Segment Start: Information supplied

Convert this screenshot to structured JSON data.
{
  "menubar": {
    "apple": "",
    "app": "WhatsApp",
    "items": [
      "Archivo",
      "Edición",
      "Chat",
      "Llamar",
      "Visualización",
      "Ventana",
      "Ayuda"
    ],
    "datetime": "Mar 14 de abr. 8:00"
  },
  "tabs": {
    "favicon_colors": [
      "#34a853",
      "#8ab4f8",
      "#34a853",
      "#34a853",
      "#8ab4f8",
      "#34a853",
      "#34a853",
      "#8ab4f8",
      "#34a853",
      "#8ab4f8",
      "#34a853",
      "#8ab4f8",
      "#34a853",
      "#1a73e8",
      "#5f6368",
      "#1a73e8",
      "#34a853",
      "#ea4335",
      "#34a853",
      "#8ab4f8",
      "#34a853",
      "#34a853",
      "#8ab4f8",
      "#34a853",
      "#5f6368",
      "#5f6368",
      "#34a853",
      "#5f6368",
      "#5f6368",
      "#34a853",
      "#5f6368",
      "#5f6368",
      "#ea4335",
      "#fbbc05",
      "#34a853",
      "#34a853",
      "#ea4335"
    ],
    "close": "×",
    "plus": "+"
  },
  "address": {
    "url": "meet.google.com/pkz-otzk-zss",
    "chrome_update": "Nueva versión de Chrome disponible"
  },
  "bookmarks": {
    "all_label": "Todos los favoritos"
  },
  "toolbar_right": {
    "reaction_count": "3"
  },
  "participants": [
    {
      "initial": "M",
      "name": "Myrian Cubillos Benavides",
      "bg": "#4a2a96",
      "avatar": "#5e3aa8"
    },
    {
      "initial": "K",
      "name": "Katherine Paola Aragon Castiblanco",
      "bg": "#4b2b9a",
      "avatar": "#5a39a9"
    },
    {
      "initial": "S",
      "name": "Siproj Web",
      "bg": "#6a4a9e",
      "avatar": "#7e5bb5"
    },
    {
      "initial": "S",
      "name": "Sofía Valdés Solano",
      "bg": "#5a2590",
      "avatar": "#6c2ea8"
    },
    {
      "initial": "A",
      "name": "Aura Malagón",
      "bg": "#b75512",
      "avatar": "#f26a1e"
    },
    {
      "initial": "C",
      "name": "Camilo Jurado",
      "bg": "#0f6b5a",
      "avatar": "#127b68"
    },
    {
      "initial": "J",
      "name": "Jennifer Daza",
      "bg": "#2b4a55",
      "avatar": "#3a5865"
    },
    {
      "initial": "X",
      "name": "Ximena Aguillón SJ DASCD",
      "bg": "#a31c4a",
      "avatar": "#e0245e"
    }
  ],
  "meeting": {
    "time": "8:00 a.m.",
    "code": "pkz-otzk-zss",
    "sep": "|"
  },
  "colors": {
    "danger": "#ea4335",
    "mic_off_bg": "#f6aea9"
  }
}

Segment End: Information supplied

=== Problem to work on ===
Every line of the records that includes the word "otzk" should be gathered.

=== Result below ===
    "url": "meet.google.com/pkz-otzk-zss",
    "code": "pkz-otzk-zss",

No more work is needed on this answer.